- EXERCISE OBJECTIVE
Would you set down all of the entries below exactly as they stand?

- Entries from a dataset of interfaces
☆ ☆ ☆
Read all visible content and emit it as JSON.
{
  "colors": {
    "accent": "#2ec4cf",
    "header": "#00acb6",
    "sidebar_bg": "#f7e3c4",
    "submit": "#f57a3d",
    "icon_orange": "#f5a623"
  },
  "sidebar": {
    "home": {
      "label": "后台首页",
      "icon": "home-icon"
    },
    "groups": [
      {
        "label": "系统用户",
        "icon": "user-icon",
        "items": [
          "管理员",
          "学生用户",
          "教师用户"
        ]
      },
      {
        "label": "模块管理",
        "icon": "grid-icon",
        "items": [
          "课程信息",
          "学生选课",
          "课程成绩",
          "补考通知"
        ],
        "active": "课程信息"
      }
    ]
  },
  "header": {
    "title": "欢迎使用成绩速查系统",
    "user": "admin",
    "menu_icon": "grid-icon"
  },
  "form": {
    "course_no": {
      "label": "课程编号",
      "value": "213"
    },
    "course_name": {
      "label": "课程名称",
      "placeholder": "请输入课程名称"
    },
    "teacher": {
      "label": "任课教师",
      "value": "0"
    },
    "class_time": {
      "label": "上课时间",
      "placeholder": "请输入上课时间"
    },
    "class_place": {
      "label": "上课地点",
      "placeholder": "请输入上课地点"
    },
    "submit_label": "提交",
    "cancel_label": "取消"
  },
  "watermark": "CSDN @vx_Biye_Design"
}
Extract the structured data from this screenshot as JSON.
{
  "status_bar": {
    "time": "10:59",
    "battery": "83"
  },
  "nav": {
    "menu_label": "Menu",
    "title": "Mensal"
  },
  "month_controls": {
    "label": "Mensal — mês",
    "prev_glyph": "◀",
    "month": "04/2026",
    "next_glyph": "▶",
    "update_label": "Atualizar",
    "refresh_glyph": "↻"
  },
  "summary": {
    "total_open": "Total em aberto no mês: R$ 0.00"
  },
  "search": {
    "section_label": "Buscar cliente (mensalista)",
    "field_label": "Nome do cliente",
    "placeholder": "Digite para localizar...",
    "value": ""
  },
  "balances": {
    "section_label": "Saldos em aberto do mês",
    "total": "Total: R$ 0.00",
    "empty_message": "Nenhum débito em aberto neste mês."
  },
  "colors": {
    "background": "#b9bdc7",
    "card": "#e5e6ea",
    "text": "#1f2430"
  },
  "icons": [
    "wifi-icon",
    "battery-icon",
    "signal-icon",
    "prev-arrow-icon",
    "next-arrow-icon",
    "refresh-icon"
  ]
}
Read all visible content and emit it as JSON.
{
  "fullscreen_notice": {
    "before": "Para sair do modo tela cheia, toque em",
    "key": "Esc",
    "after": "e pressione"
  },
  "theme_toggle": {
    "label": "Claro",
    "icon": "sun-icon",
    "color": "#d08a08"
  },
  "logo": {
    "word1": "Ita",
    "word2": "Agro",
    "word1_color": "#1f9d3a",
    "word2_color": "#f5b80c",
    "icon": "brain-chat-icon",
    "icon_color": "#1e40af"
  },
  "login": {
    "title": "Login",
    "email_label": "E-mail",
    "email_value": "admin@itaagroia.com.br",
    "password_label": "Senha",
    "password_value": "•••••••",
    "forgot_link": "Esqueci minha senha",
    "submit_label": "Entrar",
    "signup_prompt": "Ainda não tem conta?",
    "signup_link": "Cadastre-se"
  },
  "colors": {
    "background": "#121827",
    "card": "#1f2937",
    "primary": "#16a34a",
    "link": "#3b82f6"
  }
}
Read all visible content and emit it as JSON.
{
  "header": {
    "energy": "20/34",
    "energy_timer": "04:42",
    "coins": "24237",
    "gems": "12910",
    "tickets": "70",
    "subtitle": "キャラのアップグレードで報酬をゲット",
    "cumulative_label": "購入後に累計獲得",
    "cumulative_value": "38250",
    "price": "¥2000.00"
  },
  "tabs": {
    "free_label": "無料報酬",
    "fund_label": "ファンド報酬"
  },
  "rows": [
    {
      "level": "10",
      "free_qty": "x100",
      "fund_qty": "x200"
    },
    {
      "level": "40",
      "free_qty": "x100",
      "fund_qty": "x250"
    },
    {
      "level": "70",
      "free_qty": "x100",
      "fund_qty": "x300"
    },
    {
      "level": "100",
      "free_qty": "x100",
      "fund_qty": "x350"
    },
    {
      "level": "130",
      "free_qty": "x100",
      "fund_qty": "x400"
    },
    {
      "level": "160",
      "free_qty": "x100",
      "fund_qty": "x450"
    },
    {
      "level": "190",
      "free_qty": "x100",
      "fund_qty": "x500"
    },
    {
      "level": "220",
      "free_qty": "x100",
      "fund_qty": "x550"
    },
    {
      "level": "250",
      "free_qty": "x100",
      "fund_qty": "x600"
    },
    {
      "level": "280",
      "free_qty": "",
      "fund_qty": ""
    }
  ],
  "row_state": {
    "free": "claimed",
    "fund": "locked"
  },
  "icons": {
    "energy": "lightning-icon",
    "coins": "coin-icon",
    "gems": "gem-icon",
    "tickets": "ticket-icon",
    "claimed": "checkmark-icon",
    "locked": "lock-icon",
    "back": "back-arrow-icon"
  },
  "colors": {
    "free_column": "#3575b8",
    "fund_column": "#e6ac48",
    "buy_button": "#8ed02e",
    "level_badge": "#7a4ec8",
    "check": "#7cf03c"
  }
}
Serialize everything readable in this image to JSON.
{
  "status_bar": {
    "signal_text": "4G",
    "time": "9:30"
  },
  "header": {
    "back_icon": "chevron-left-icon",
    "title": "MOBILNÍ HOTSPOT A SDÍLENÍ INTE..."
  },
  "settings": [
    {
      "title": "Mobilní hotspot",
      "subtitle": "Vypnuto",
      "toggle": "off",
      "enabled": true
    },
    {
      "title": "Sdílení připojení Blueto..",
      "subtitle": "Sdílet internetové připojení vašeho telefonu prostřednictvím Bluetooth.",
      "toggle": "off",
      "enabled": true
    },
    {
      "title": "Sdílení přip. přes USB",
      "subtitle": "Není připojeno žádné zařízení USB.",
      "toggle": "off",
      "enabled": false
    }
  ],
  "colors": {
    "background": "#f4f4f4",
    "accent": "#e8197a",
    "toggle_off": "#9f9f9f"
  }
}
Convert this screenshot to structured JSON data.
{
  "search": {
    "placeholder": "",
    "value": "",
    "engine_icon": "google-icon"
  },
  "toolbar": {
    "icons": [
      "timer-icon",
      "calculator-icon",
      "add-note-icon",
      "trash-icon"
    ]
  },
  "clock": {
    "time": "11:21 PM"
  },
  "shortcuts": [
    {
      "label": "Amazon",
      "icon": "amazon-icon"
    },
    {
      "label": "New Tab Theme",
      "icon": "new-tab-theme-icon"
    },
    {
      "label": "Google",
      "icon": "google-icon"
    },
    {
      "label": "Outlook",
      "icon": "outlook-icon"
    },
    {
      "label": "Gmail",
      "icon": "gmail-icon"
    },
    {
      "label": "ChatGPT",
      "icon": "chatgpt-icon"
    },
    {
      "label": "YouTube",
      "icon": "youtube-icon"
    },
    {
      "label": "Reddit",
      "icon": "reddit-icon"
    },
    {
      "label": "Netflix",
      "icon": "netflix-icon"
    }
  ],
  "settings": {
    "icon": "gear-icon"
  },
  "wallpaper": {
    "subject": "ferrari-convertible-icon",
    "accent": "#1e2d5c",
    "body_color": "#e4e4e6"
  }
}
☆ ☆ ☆
- ANSWER TO THE EXERCISE
Read all visible content and emit it as JSON.
{
  "colors": {
    "accent": "#2ec4cf",
    "header": "#00acb6",
    "sidebar_bg": "#f7e3c4",
    "submit": "#f57a3d",
    "icon_orange": "#f5a623"
  },
  "sidebar": {
    "home": {
      "label": "后台首页",
      "icon": "home-icon"
    },
    "groups": [
      {
        "label": "系统用户",
        "icon": "user-icon",
        "items": [
          "管理员",
          "学生用户",
          "教师用户"
        ]
      },
      {
        "label": "模块管理",
        "icon": "grid-icon",
        "items": [
          "课程信息",
          "学生选课",
          "课程成绩",
          "补考通知"
        ],
        "active": "课程信息"
      }
    ]
  },
  "header": {
    "title": "欢迎使用成绩速查系统",
    "user": "admin",
    "menu_icon": "grid-icon"
  },
  "form": {
    "course_no": {
      "label": "课程编号",
      "value": "213"
    },
    "course_name": {
      "label": "课程名称",
      "placeholder": "请输入课程名称"
    },
    "teacher": {
      "label": "任课教师",
      "value": "0"
    },
    "class_time": {
      "label": "上课时间",
      "placeholder": "请输入上课时间"
    },
    "class_place": {
      "label": "上课地点",
      "placeholder": "请输入上课地点"
    },
    "submit_label": "提交",
    "cancel_label": "取消"
  },
  "watermark": "CSDN @vx_Biye_Design"
}
Extract the structured data from this screenshot as JSON.
{
  "status_bar": {
    "time": "10:59",
    "battery": "83"
  },
  "nav": {
    "menu_label": "Menu",
    "title": "Mensal"
  },
  "month_controls": {
    "label": "Mensal — mês",
    "prev_glyph": "◀",
    "month": "04/2026",
    "next_glyph": "▶",
    "update_label": "Atualizar",
    "refresh_glyph": "↻"
  },
  "summary": {
    "total_open": "Total em aberto no mês: R$ 0.00"
  },
  "search": {
    "section_label": "Buscar cliente (mensalista)",
    "field_label": "Nome do cliente",
    "placeholder": "Digite para localizar...",
    "value": ""
  },
  "balances": {
    "section_label": "Saldos em aberto do mês",
    "total": "Total: R$ 0.00",
    "empty_message": "Nenhum débito em aberto neste mês."
  },
  "colors": {
    "background": "#b9bdc7",
    "card": "#e5e6ea",
    "text": "#1f2430"
  },
  "icons": [
    "wifi-icon",
    "battery-icon",
    "signal-icon",
    "prev-arrow-icon",
    "next-arrow-icon",
    "refresh-icon"
  ]
}
Read all visible content and emit it as JSON.
{
  "fullscreen_notice": {
    "before": "Para sair do modo tela cheia, toque em",
    "key": "Esc",
    "after": "e pressione"
  },
  "theme_toggle": {
    "label": "Claro",
    "icon": "sun-icon",
    "color": "#d08a08"
  },
  "logo": {
    "word1": "Ita",
    "word2": "Agro",
    "word1_color": "#1f9d3a",
    "word2_color": "#f5b80c",
    "icon": "brain-chat-icon",
    "icon_color": "#1e40af"
  },
  "login": {
    "title": "Login",
    "email_label": "E-mail",
    "email_value": "admin@itaagroia.com.br",
    "password_label": "Senha",
    "password_value": "•••••••",
    "forgot_link": "Esqueci minha senha",
    "submit_label": "Entrar",
    "signup_prompt": "Ainda não tem conta?",
    "signup_link": "Cadastre-se"
  },
  "colors": {
    "background": "#121827",
    "card": "#1f2937",
    "primary": "#16a34a",
    "link": "#3b82f6"
  }
}
Read all visible content and emit it as JSON.
{
  "header": {
    "energy": "20/34",
    "energy_timer": "04:42",
    "coins": "24237",
    "gems": "12910",
    "tickets": "70",
    "subtitle": "キャラのアップグレードで報酬をゲット",
    "cumulative_label": "購入後に累計獲得",
    "cumulative_value": "38250",
    "price": "¥2000.00"
  },
  "tabs": {
    "free_label": "無料報酬",
    "fund_label": "ファンド報酬"
  },
  "rows": [
    {
      "level": "10",
      "free_qty": "x100",
      "fund_qty": "x200"
    },
    {
      "level": "40",
      "free_qty": "x100",
      "fund_qty": "x250"
    },
    {
      "level": "70",
      "free_qty": "x100",
      "fund_qty": "x300"
    },
    {
      "level": "100",
      "free_qty": "x100",
      "fund_qty": "x350"
    },
    {
      "level": "130",
      "free_qty": "x100",
      "fund_qty": "x400"
    },
    {
      "level": "160",
      "free_qty": "x100",
      "fund_qty": "x450"
    },
    {
      "level": "190",
      "free_qty": "x100",
      "fund_qty": "x500"
    },
    {
      "level": "220",
      "free_qty": "x100",
      "fund_qty": "x550"
    },
    {
      "level": "250",
      "free_qty": "x100",
      "fund_qty": "x600"
    },
    {
      "level": "280",
      "free_qty": "",
      "fund_qty": ""
    }
  ],
  "row_state": {
    "free": "claimed",
    "fund": "locked"
  },
  "icons": {
    "energy": "lightning-icon",
    "coins": "coin-icon",
    "gems": "gem-icon",
    "tickets": "ticket-icon",
    "claimed": "checkmark-icon",
    "locked": "lock-icon",
    "back": "back-arrow-icon"
  },
  "colors": {
    "free_column": "#3575b8",
    "fund_column": "#e6ac48",
    "buy_button": "#8ed02e",
    "level_badge": "#7a4ec8",
    "check": "#7cf03c"
  }
}
Serialize everything readable in this image to JSON.
{
  "status_bar": {
    "signal_text": "4G",
    "time": "9:30"
  },
  "header": {
    "back_icon": "chevron-left-icon",
    "title": "MOBILNÍ HOTSPOT A SDÍLENÍ INTE..."
  },
  "settings": [
    {
      "title": "Mobilní hotspot",
      "subtitle": "Vypnuto",
      "toggle": "off",
      "enabled": true
    },
    {
      "title": "Sdílení připojení Blueto..",
      "subtitle": "Sdílet internetové připojení vašeho telefonu prostřednictvím Bluetooth.",
      "toggle": "off",
      "enabled": true
    },
    {
      "title": "Sdílení přip. přes USB",
      "subtitle": "Není připojeno žádné zařízení USB.",
      "toggle": "off",
      "enabled": false
    }
  ],
  "colors": {
    "background": "#f4f4f4",
    "accent": "#e8197a",
    "toggle_off": "#9f9f9f"
  }
}
Convert this screenshot to structured JSON data.
{
  "search": {
    "placeholder": "",
    "value": "",
    "engine_icon": "google-icon"
  },
  "toolbar": {
    "icons": [
      "timer-icon",
      "calculator-icon",
      "add-note-icon",
      "trash-icon"
    ]
  },
  "clock": {
    "time": "11:21 PM"
  },
  "shortcuts": [
    {
      "label": "Amazon",
      "icon": "amazon-icon"
    },
    {
      "label": "New Tab Theme",
      "icon": "new-tab-theme-icon"
    },
    {
      "label": "Google",
      "icon": "google-icon"
    },
    {
      "label": "Outlook",
      "icon": "outlook-icon"
    },
    {
      "label": "Gmail",
      "icon": "gmail-icon"
    },
    {
      "label": "ChatGPT",
      "icon": "chatgpt-icon"
    },
    {
      "label": "YouTube",
      "icon": "youtube-icon"
    },
    {
      "label": "Reddit",
      "icon": "reddit-icon"
    },
    {
      "label": "Netflix",
      "icon": "netflix-icon"
    }
  ],
  "settings": {
    "icon": "gear-icon"
  },
  "wallpaper": {
    "subject": "ferrari-convertible-icon",
    "accent": "#1e2d5c",
    "body_color": "#e4e4e6"
  }
}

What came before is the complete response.